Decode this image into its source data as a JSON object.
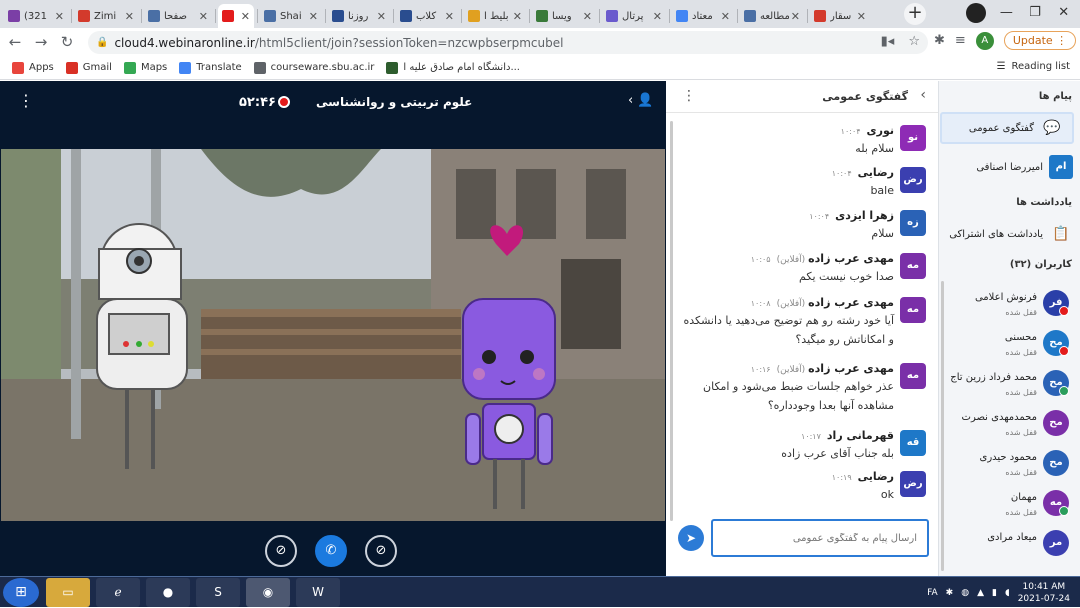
{
  "browser": {
    "tabs": [
      {
        "title": "(321",
        "icon_color": "#7b3fa6",
        "close": "✕"
      },
      {
        "title": "Zimi",
        "icon_color": "#d33a2c",
        "close": "✕"
      },
      {
        "title": "صفحا",
        "icon_color": "#4a6fa5",
        "close": "✕"
      },
      {
        "title": "",
        "icon_color": "#e31b1b",
        "close": "✕"
      },
      {
        "title": "Shai",
        "icon_color": "#4a6fa5",
        "close": "✕"
      },
      {
        "title": "روزنا",
        "icon_color": "#2a4d8f",
        "close": "✕"
      },
      {
        "title": "کلاب",
        "icon_color": "#2a4d8f",
        "close": "✕"
      },
      {
        "title": "بلیط ا",
        "icon_color": "#e0a020",
        "close": "✕"
      },
      {
        "title": "ویسا",
        "icon_color": "#3a7a3a",
        "close": "✕"
      },
      {
        "title": "پرتال",
        "icon_color": "#6a5acd",
        "close": "✕"
      },
      {
        "title": "معتاد",
        "icon_color": "#4285f4",
        "close": "✕"
      },
      {
        "title": "مطالعه",
        "icon_color": "#4a6fa5",
        "close": "✕"
      },
      {
        "title": "سقار",
        "icon_color": "#d33a2c",
        "close": "✕"
      }
    ],
    "new_tab": "+",
    "window_controls": [
      "—",
      "❐",
      "✕"
    ],
    "url_host": "cloud4.webinaronline.ir",
    "url_path": "/html5client/join?sessionToken=nzcwpbserpmcubel",
    "profile_initial": "A",
    "update_label": "Update",
    "bookmarks": [
      {
        "label": "Apps",
        "icon_color": "#e8453c"
      },
      {
        "label": "Gmail",
        "icon_color": "#d93025"
      },
      {
        "label": "Maps",
        "icon_color": "#34a853"
      },
      {
        "label": "Translate",
        "icon_color": "#4285f4"
      },
      {
        "label": "courseware.sbu.ac.ir",
        "icon_color": "#5f6368"
      },
      {
        "label": "دانشگاه امام صادق علیه ا...",
        "icon_color": "#2e5d2e"
      }
    ],
    "reading_list": "Reading list"
  },
  "meeting": {
    "timer": "۵۲:۴۶",
    "title": "علوم تربیتی و روانشناسی"
  },
  "chat": {
    "title": "گفتگوی عمومی",
    "input_placeholder": "ارسال پیام به گفتگوی عمومی",
    "messages": [
      {
        "initials": "نو",
        "color": "#8e2bb5",
        "name": "نوری",
        "status": "",
        "time": "۱۰:۰۴",
        "text": "سلام بله"
      },
      {
        "initials": "رض",
        "color": "#3b3fb0",
        "name": "رضایی",
        "status": "",
        "time": "۱۰:۰۴",
        "text": "bale"
      },
      {
        "initials": "زه",
        "color": "#2a62b6",
        "name": "زهرا ایزدی",
        "status": "",
        "time": "۱۰:۰۴",
        "text": "سلام"
      },
      {
        "initials": "مه",
        "color": "#7a2fa8",
        "name": "مهدی عرب زاده",
        "status": "(آفلاین)",
        "time": "۱۰:۰۵",
        "text": "صدا خوب نیست یکم"
      },
      {
        "initials": "مه",
        "color": "#7a2fa8",
        "name": "مهدی عرب زاده",
        "status": "(آفلاین)",
        "time": "۱۰:۰۸",
        "text": "آیا خود رشته رو هم توضیح می‌دهید یا دانشکده و امکاناتش رو میگید؟"
      },
      {
        "initials": "مه",
        "color": "#7a2fa8",
        "name": "مهدی عرب زاده",
        "status": "(آفلاین)",
        "time": "۱۰:۱۶",
        "text": "عذر خواهم جلسات ضبط می‌شود و امکان مشاهده آنها بعدا وجودداره؟"
      },
      {
        "initials": "قه",
        "color": "#1e78c8",
        "name": "قهرمانی راد",
        "status": "",
        "time": "۱۰:۱۷",
        "text": "بله جناب آقای عرب زاده"
      },
      {
        "initials": "رض",
        "color": "#3b3fb0",
        "name": "رضایی",
        "status": "",
        "time": "۱۰:۱۹",
        "text": "ok"
      }
    ]
  },
  "sidebar": {
    "messages_heading": "پیام ها",
    "public_chat_label": "گفتگوی عمومی",
    "private_initials": "ام",
    "private_name": "امیررضا اصنافی",
    "notes_heading": "یادداشت ها",
    "shared_notes_label": "یادداشت های اشتراکی",
    "users_heading": "کاربران (۳۲)",
    "users": [
      {
        "initials": "فر",
        "name": "فرنوش اعلامی",
        "status": "قفل شده",
        "color": "#2a3fa8",
        "badge": "#e31b1b"
      },
      {
        "initials": "مح",
        "name": "محسنی",
        "status": "قفل شده",
        "color": "#1e78c8",
        "badge": "#e31b1b"
      },
      {
        "initials": "مح",
        "name": "محمد فرداد زرین تاج",
        "status": "قفل شده",
        "color": "#2a62b6",
        "badge": "#2a9d5c"
      },
      {
        "initials": "مح",
        "name": "محمدمهدی نصرت",
        "status": "قفل شده",
        "color": "#7a2fa8",
        "badge": ""
      },
      {
        "initials": "مح",
        "name": "محمود حیدری",
        "status": "قفل شده",
        "color": "#2a62b6",
        "badge": ""
      },
      {
        "initials": "مه",
        "name": "مهمان",
        "status": "قفل شده",
        "color": "#7a2fa8",
        "badge": "#2a9d5c"
      },
      {
        "initials": "مر",
        "name": "میعاد مرادی",
        "status": "",
        "color": "#3b3fb0",
        "badge": ""
      }
    ]
  },
  "taskbar": {
    "lang": "FA",
    "time": "10:41 AM",
    "date": "2021-07-24"
  }
}
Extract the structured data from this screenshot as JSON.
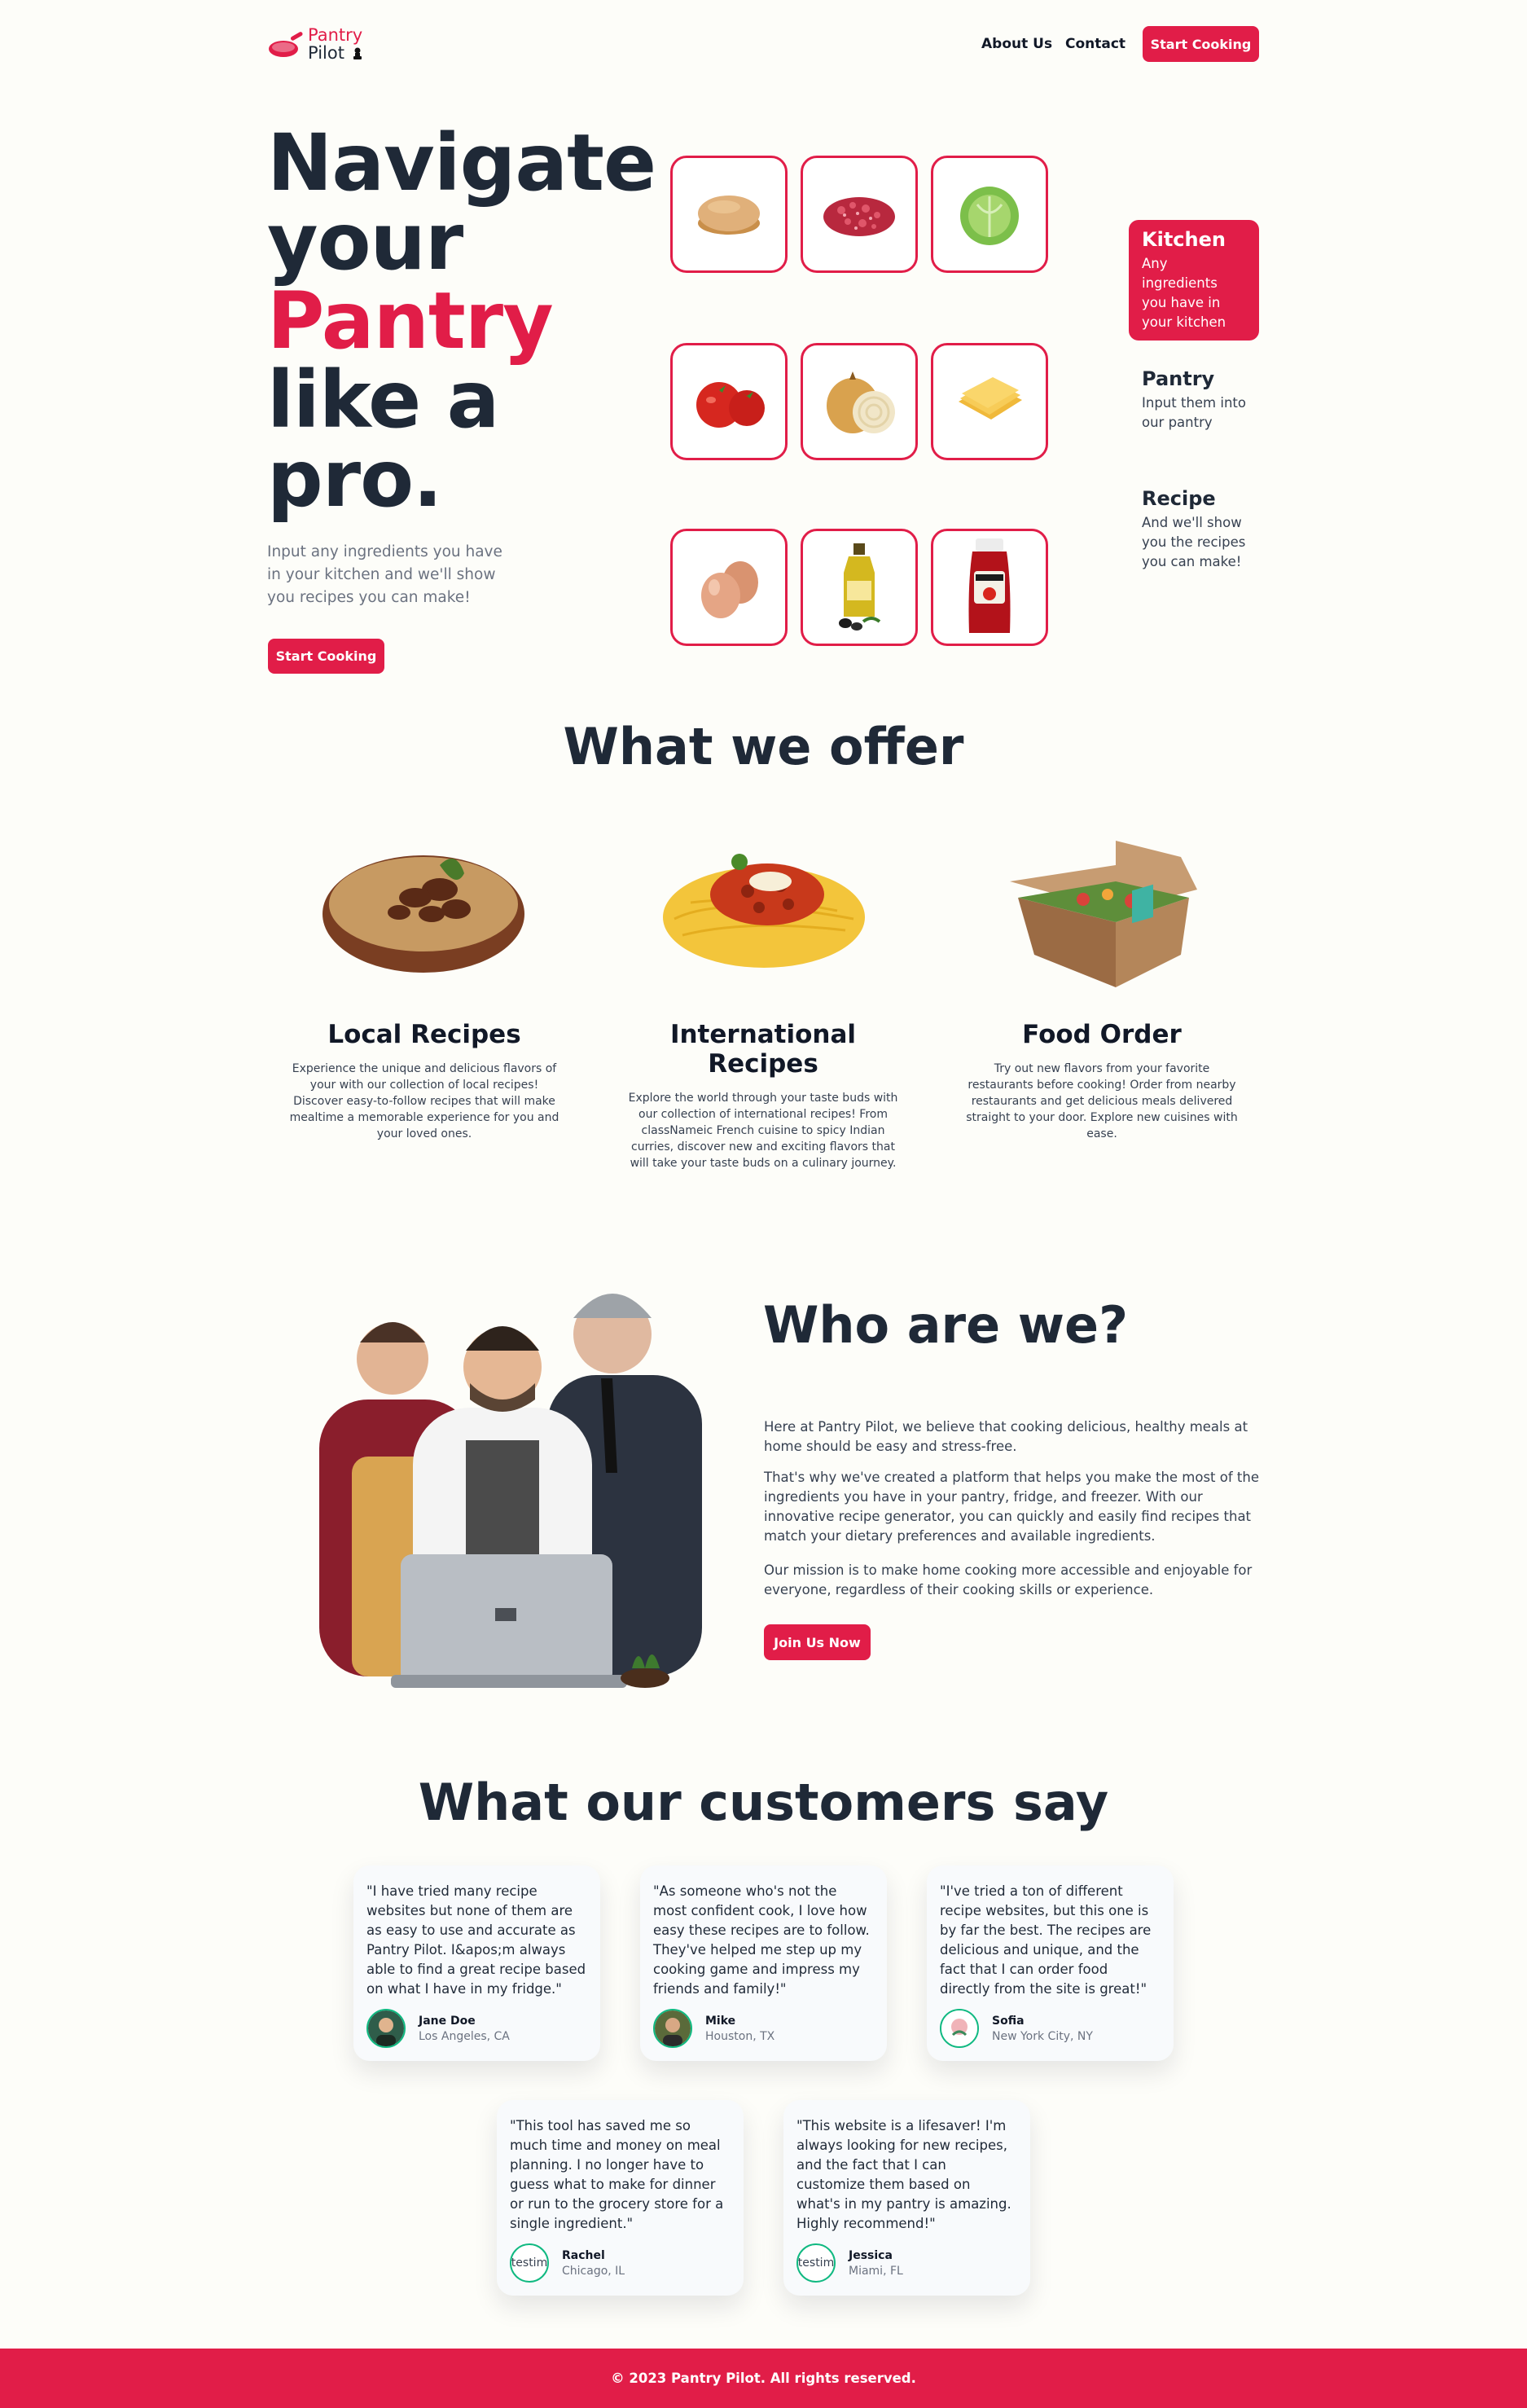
{
  "header": {
    "logo_line1": "Pantry",
    "logo_line2": "Pilot",
    "nav_about": "About Us",
    "nav_contact": "Contact",
    "cta": "Start Cooking"
  },
  "hero": {
    "title_line1": "Navigate",
    "title_line2": "your",
    "title_accent": "Pantry",
    "title_line4": "like a",
    "title_line5": "pro.",
    "subtitle": "Input any ingredients you have in your kitchen and we'll show you recipes you can make!",
    "cta": "Start Cooking",
    "ingredients": [
      "bun",
      "ground-beef",
      "lettuce",
      "tomato",
      "onion",
      "cheese",
      "eggs",
      "olive-oil",
      "ketchup"
    ]
  },
  "steps": [
    {
      "title": "Kitchen",
      "desc": "Any ingredients you have in your kitchen"
    },
    {
      "title": "Pantry",
      "desc": "Input them into our pantry"
    },
    {
      "title": "Recipe",
      "desc": "And we'll show you the recipes you can make!"
    }
  ],
  "offer": {
    "title": "What we offer",
    "cards": [
      {
        "title": "Local Recipes",
        "desc": "Experience the unique and delicious flavors of your with our collection of local recipes! Discover easy-to-follow recipes that will make mealtime a memorable experience for you and your loved ones."
      },
      {
        "title": "International Recipes",
        "desc": "Explore the world through your taste buds with our collection of international recipes! From classNameic French cuisine to spicy Indian curries, discover new and exciting flavors that will take your taste buds on a culinary journey."
      },
      {
        "title": "Food Order",
        "desc": "Try out new flavors from your favorite restaurants before cooking! Order from nearby restaurants and get delicious meals delivered straight to your door. Explore new cuisines with ease."
      }
    ]
  },
  "who": {
    "title": "Who are we?",
    "p1": "Here at Pantry Pilot, we believe that cooking delicious, healthy meals at home should be easy and stress-free.",
    "p2": "That's why we've created a platform that helps you make the most of the ingredients you have in your pantry, fridge, and freezer. With our innovative recipe generator, you can quickly and easily find recipes that match your dietary preferences and available ingredients.",
    "p3": "Our mission is to make home cooking more accessible and enjoyable for everyone, regardless of their cooking skills or experience.",
    "cta": "Join Us Now"
  },
  "testimonials": {
    "title": "What our customers say",
    "items": [
      {
        "quote": "\"I have tried many recipe websites but none of them are as easy to use and accurate as Pantry Pilot. I&apos;m always able to find a great recipe based on what I have in my fridge.\"",
        "name": "Jane Doe",
        "location": "Los Angeles, CA"
      },
      {
        "quote": "\"As someone who's not the most confident cook, I love how easy these recipes are to follow. They've helped me step up my cooking game and impress my friends and family!\"",
        "name": "Mike",
        "location": "Houston, TX"
      },
      {
        "quote": "\"I've tried a ton of different recipe websites, but this one is by far the best. The recipes are delicious and unique, and the fact that I can order food directly from the site is great!\"",
        "name": "Sofia",
        "location": "New York City, NY"
      },
      {
        "quote": "\"This tool has saved me so much time and money on meal planning. I no longer have to guess what to make for dinner or run to the grocery store for a single ingredient.\"",
        "name": "Rachel",
        "location": "Chicago, IL",
        "avatar_alt": "testim"
      },
      {
        "quote": "\"This website is a lifesaver! I'm always looking for new recipes, and the fact that I can customize them based on what's in my pantry is amazing. Highly recommend!\"",
        "name": "Jessica",
        "location": "Miami, FL",
        "avatar_alt": "testim"
      }
    ]
  },
  "footer": {
    "text": "© 2023 Pantry Pilot. All rights reserved."
  },
  "colors": {
    "accent": "#e11d48",
    "heading": "#1f2937",
    "background": "#fdfdf9"
  }
}
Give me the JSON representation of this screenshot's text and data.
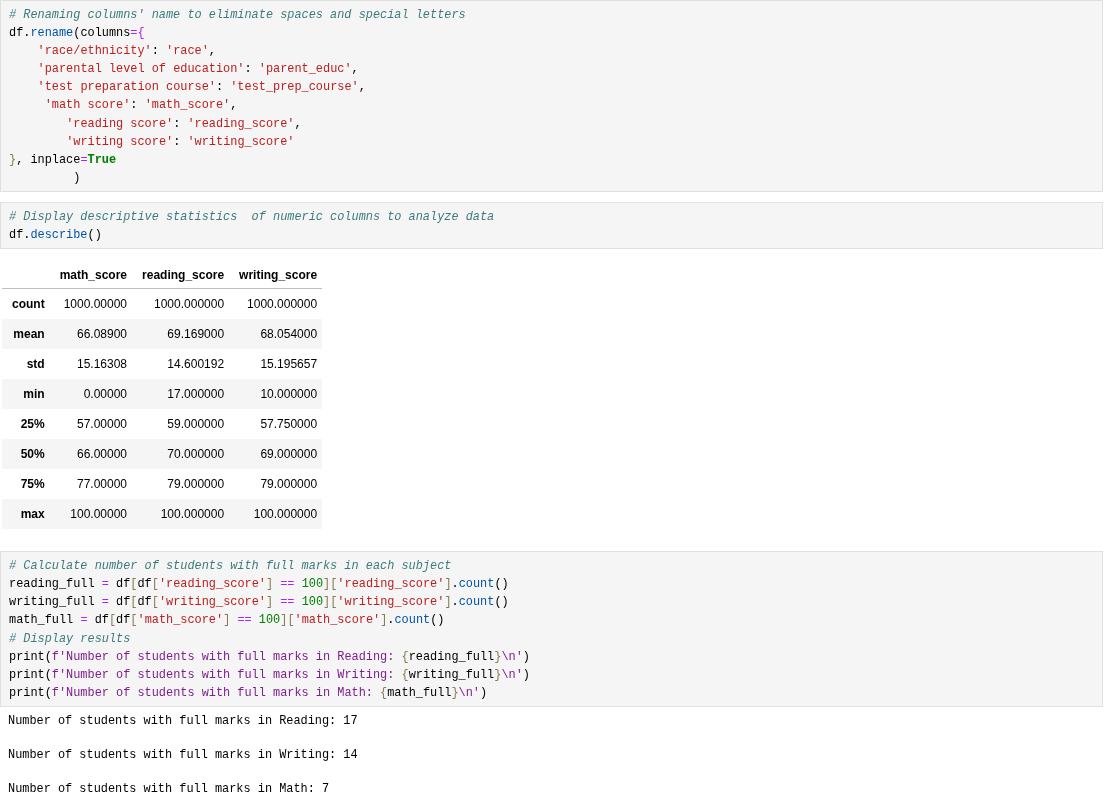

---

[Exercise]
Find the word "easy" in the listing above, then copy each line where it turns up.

[Result of this task]
        "desc": "Experience the unique and delicious flavors of your with our collection of local recipes! Discover easy-to-follow recipes that will make mealtime a memorable experience for you and your loved ones."
    "p1": "Here at Pantry Pilot, we believe that cooking delicious, healthy meals at home should be easy and stress-free.",
        "quote": "\"I have tried many recipe websites but none of them are as easy to use and accurate as Pantry Pilot. I&apos;m always able to find a great recipe based on what I have in my fridge.\"",
        "quote": "\"As someone who's not the most confident cook, I love how easy these recipes are to follow. They've helped me step up my cooking game and impress my friends and family!\"",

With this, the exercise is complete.